When I saw Bonnie’s Last Flight at Next Door @ New York Theatre Workshop, I found its comedic barbs lobbed at flying the friendly skies rather refreshing, a no-brainer given the percentage of theatre audiences surely familiar with the subject.
The routines we’ve grown accustomed to while aboard floating metal contraption are, admittedly, pretty freaking weird, so much so that dialing up their absurdity to a comic register requires little invention. And yet, Eliza Bent’s play, like the best comedies, taps into the profundity of this collective lunacy.
Just a few weeks later, along comes Eat the Devil at the Tank, sharing Bonnie’s Last Flight’s rarified air of airplane humor.
Or, should I say, Airplane! humor.
It’s almost like this bonafide classic cornered the market, scaring off others from treading similar ground…er…clouds? Knockoffs like Soul Plane spring to mind, but otherwise, offerings are scant, particularly on the stage.
Though Eat the Devil sets its initial sights upwards, the play ultimately concerns life online, particularly the #Content that drives digital societies — and commerce — nowadays, and how the viral-seeking performativity of this outrage-generating conspiracy machine distorts, exploits, sensationalizes, and directly influences reality far beyond the 1s and 0s whizzing between satellites above our heads (the title subtly suggests that the Internet makes all of us consume the worst of us: thus, we’re eating the devil). Nick Flint’s production of Nadja Leonhard-Hooper and Dan Nuxoll’s text, which includes a a cast uniformly game for the shenanigans called for, aims at weighty issues with a light touch that reveals the insanity at their core without minimizing the importance of their destructive potential.
Taken all together, however, Eat the Devil is less a full play, and more a series of sociopolitically-minded skits revolving around these concepts. It owes a debt to the uncontrolled tradition of Charles Ludlam, borrowing his Ridiculous Theatre Company’s general sketchnette structure, comedic stylings, handmade aesthetic, and, yes, its titular theatrical ridiculousness. Sometimes, Eat the Devil penetrates the surface of its myriad focuses, probing their compelling dimensions — can the wiring of our brains observe this interweb material without inheriting some of its damaging perspectives?

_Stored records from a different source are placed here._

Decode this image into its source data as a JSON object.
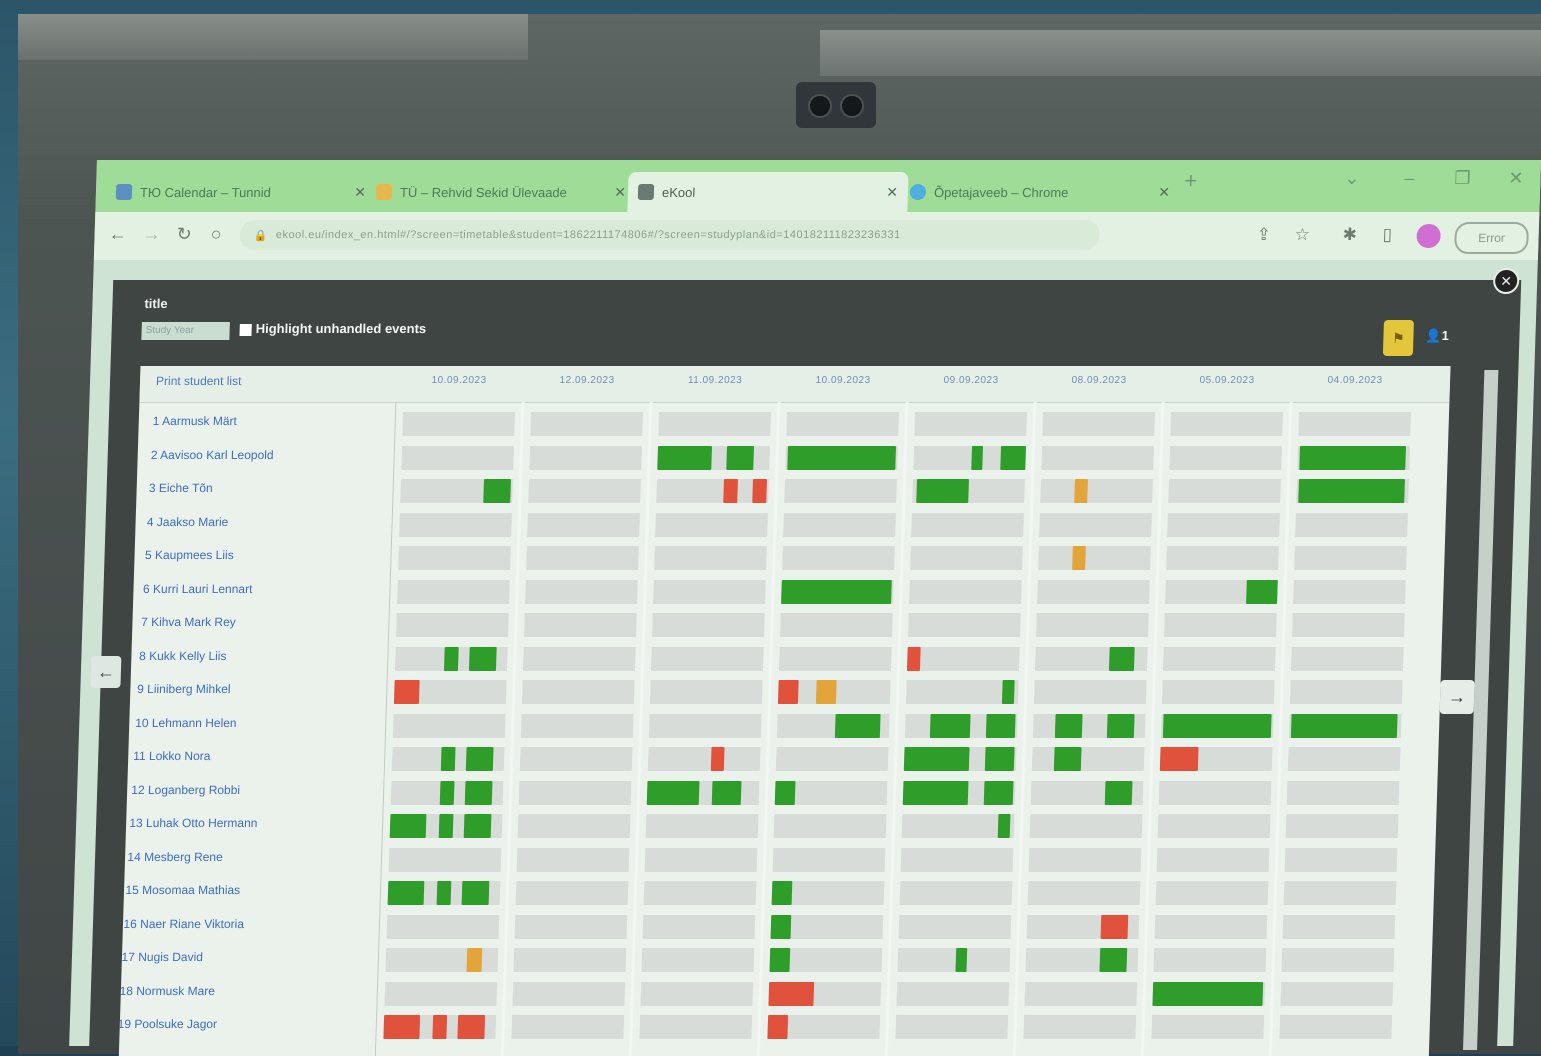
{
  "browser": {
    "tabs": [
      {
        "label": "ТЮ Calendar – Tunnid"
      },
      {
        "label": "TÜ – Rehvid Sekid Ülevaade"
      },
      {
        "label": "eKool"
      },
      {
        "label": "Õpetajaveeb – Chrome"
      }
    ],
    "new_tab": "+",
    "url": "ekool.eu/index_en.html#/?screen=timetable&student=1862211174806#/?screen=studyplan&id=140182111823236331",
    "profile_label": "Error"
  },
  "modal": {
    "title": "title",
    "view_select": "Study Year",
    "highlight_label": "Highlight unhandled events",
    "user_count": "1",
    "timeline": {
      "student_header": "Print student list",
      "dates": [
        "10.09.2023",
        "12.09.2023",
        "11.09.2023",
        "10.09.2023",
        "09.09.2023",
        "08.09.2023",
        "05.09.2023",
        "04.09.2023"
      ],
      "students": [
        "1 Aarmusk Märt",
        "2 Aavisoo Karl Leopold",
        "3 Eiche Tõn",
        "4 Jaakso Marie",
        "5 Kaupmees Liis",
        "6 Kurri Lauri Lennart",
        "7 Kihva Mark Rey",
        "8 Kukk Kelly Liis",
        "9 Liiniberg Mihkel",
        "10 Lehmann Helen",
        "11 Lokko Nora",
        "12 Loganberg Robbi",
        "13 Luhak Otto Hermann",
        "14 Mesberg Rene",
        "15 Mosomaa Mathias",
        "16 Naer Riane Viktoria",
        "17 Nugis David",
        "18 Normusk Mare",
        "19 Poolsuke Jagor"
      ],
      "events": [
        {
          "row": 1,
          "day": 2,
          "start": 0.0,
          "end": 0.48,
          "color": "green"
        },
        {
          "row": 1,
          "day": 2,
          "start": 0.62,
          "end": 0.86,
          "color": "green"
        },
        {
          "row": 1,
          "day": 3,
          "start": 0.02,
          "end": 0.98,
          "color": "green"
        },
        {
          "row": 1,
          "day": 4,
          "start": 0.52,
          "end": 0.62,
          "color": "green"
        },
        {
          "row": 1,
          "day": 4,
          "start": 0.78,
          "end": 1.0,
          "color": "green"
        },
        {
          "row": 1,
          "day": 7,
          "start": 0.02,
          "end": 0.96,
          "color": "green"
        },
        {
          "row": 2,
          "day": 0,
          "start": 0.74,
          "end": 0.98,
          "color": "green"
        },
        {
          "row": 2,
          "day": 2,
          "start": 0.6,
          "end": 0.72,
          "color": "red"
        },
        {
          "row": 2,
          "day": 2,
          "start": 0.86,
          "end": 0.98,
          "color": "red"
        },
        {
          "row": 2,
          "day": 4,
          "start": 0.04,
          "end": 0.5,
          "color": "green"
        },
        {
          "row": 2,
          "day": 5,
          "start": 0.3,
          "end": 0.42,
          "color": "orange"
        },
        {
          "row": 2,
          "day": 7,
          "start": 0.02,
          "end": 0.96,
          "color": "green"
        },
        {
          "row": 4,
          "day": 5,
          "start": 0.3,
          "end": 0.42,
          "color": "orange"
        },
        {
          "row": 5,
          "day": 3,
          "start": 0.0,
          "end": 0.98,
          "color": "green"
        },
        {
          "row": 5,
          "day": 6,
          "start": 0.72,
          "end": 1.0,
          "color": "green"
        },
        {
          "row": 7,
          "day": 0,
          "start": 0.44,
          "end": 0.56,
          "color": "green"
        },
        {
          "row": 7,
          "day": 0,
          "start": 0.66,
          "end": 0.9,
          "color": "green"
        },
        {
          "row": 7,
          "day": 4,
          "start": 0.0,
          "end": 0.12,
          "color": "red"
        },
        {
          "row": 7,
          "day": 5,
          "start": 0.66,
          "end": 0.88,
          "color": "green"
        },
        {
          "row": 8,
          "day": 0,
          "start": 0.0,
          "end": 0.22,
          "color": "red"
        },
        {
          "row": 8,
          "day": 3,
          "start": 0.0,
          "end": 0.18,
          "color": "red"
        },
        {
          "row": 8,
          "day": 3,
          "start": 0.34,
          "end": 0.52,
          "color": "orange"
        },
        {
          "row": 8,
          "day": 4,
          "start": 0.86,
          "end": 0.96,
          "color": "green"
        },
        {
          "row": 9,
          "day": 3,
          "start": 0.52,
          "end": 0.92,
          "color": "green"
        },
        {
          "row": 9,
          "day": 4,
          "start": 0.22,
          "end": 0.58,
          "color": "green"
        },
        {
          "row": 9,
          "day": 4,
          "start": 0.72,
          "end": 0.98,
          "color": "green"
        },
        {
          "row": 9,
          "day": 5,
          "start": 0.2,
          "end": 0.44,
          "color": "green"
        },
        {
          "row": 9,
          "day": 5,
          "start": 0.66,
          "end": 0.9,
          "color": "green"
        },
        {
          "row": 9,
          "day": 6,
          "start": 0.02,
          "end": 0.98,
          "color": "green"
        },
        {
          "row": 9,
          "day": 7,
          "start": 0.02,
          "end": 0.96,
          "color": "green"
        },
        {
          "row": 10,
          "day": 0,
          "start": 0.44,
          "end": 0.56,
          "color": "green"
        },
        {
          "row": 10,
          "day": 0,
          "start": 0.66,
          "end": 0.9,
          "color": "green"
        },
        {
          "row": 10,
          "day": 2,
          "start": 0.56,
          "end": 0.68,
          "color": "red"
        },
        {
          "row": 10,
          "day": 4,
          "start": 0.0,
          "end": 0.58,
          "color": "green"
        },
        {
          "row": 10,
          "day": 4,
          "start": 0.72,
          "end": 0.98,
          "color": "green"
        },
        {
          "row": 10,
          "day": 5,
          "start": 0.2,
          "end": 0.44,
          "color": "green"
        },
        {
          "row": 10,
          "day": 6,
          "start": 0.0,
          "end": 0.34,
          "color": "red"
        },
        {
          "row": 11,
          "day": 0,
          "start": 0.44,
          "end": 0.56,
          "color": "green"
        },
        {
          "row": 11,
          "day": 0,
          "start": 0.66,
          "end": 0.9,
          "color": "green"
        },
        {
          "row": 11,
          "day": 2,
          "start": 0.0,
          "end": 0.46,
          "color": "green"
        },
        {
          "row": 11,
          "day": 2,
          "start": 0.58,
          "end": 0.84,
          "color": "green"
        },
        {
          "row": 11,
          "day": 3,
          "start": 0.0,
          "end": 0.18,
          "color": "green"
        },
        {
          "row": 11,
          "day": 4,
          "start": 0.0,
          "end": 0.58,
          "color": "green"
        },
        {
          "row": 11,
          "day": 4,
          "start": 0.72,
          "end": 0.98,
          "color": "green"
        },
        {
          "row": 11,
          "day": 5,
          "start": 0.66,
          "end": 0.9,
          "color": "green"
        },
        {
          "row": 12,
          "day": 0,
          "start": 0.0,
          "end": 0.32,
          "color": "green"
        },
        {
          "row": 12,
          "day": 0,
          "start": 0.44,
          "end": 0.56,
          "color": "green"
        },
        {
          "row": 12,
          "day": 0,
          "start": 0.66,
          "end": 0.9,
          "color": "green"
        },
        {
          "row": 12,
          "day": 4,
          "start": 0.86,
          "end": 0.96,
          "color": "green"
        },
        {
          "row": 14,
          "day": 0,
          "start": 0.0,
          "end": 0.32,
          "color": "green"
        },
        {
          "row": 14,
          "day": 0,
          "start": 0.44,
          "end": 0.56,
          "color": "green"
        },
        {
          "row": 14,
          "day": 0,
          "start": 0.66,
          "end": 0.9,
          "color": "green"
        },
        {
          "row": 14,
          "day": 3,
          "start": 0.0,
          "end": 0.18,
          "color": "green"
        },
        {
          "row": 15,
          "day": 3,
          "start": 0.0,
          "end": 0.18,
          "color": "green"
        },
        {
          "row": 15,
          "day": 5,
          "start": 0.66,
          "end": 0.9,
          "color": "red"
        },
        {
          "row": 16,
          "day": 0,
          "start": 0.72,
          "end": 0.86,
          "color": "orange"
        },
        {
          "row": 16,
          "day": 3,
          "start": 0.0,
          "end": 0.18,
          "color": "green"
        },
        {
          "row": 16,
          "day": 4,
          "start": 0.52,
          "end": 0.62,
          "color": "green"
        },
        {
          "row": 16,
          "day": 5,
          "start": 0.66,
          "end": 0.9,
          "color": "green"
        },
        {
          "row": 17,
          "day": 3,
          "start": 0.0,
          "end": 0.4,
          "color": "red"
        },
        {
          "row": 17,
          "day": 6,
          "start": 0.0,
          "end": 0.98,
          "color": "green"
        },
        {
          "row": 18,
          "day": 0,
          "start": 0.0,
          "end": 0.32,
          "color": "red"
        },
        {
          "row": 18,
          "day": 0,
          "start": 0.44,
          "end": 0.56,
          "color": "red"
        },
        {
          "row": 18,
          "day": 0,
          "start": 0.66,
          "end": 0.9,
          "color": "red"
        },
        {
          "row": 18,
          "day": 3,
          "start": 0.0,
          "end": 0.18,
          "color": "red"
        }
      ]
    }
  }
}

But most times, its lampooning of the modern media moment feels even easier than aircraft laughs; when superficial mocking of obvious targets fails to deliver overflowing yucks, the result can seem borderline cheap.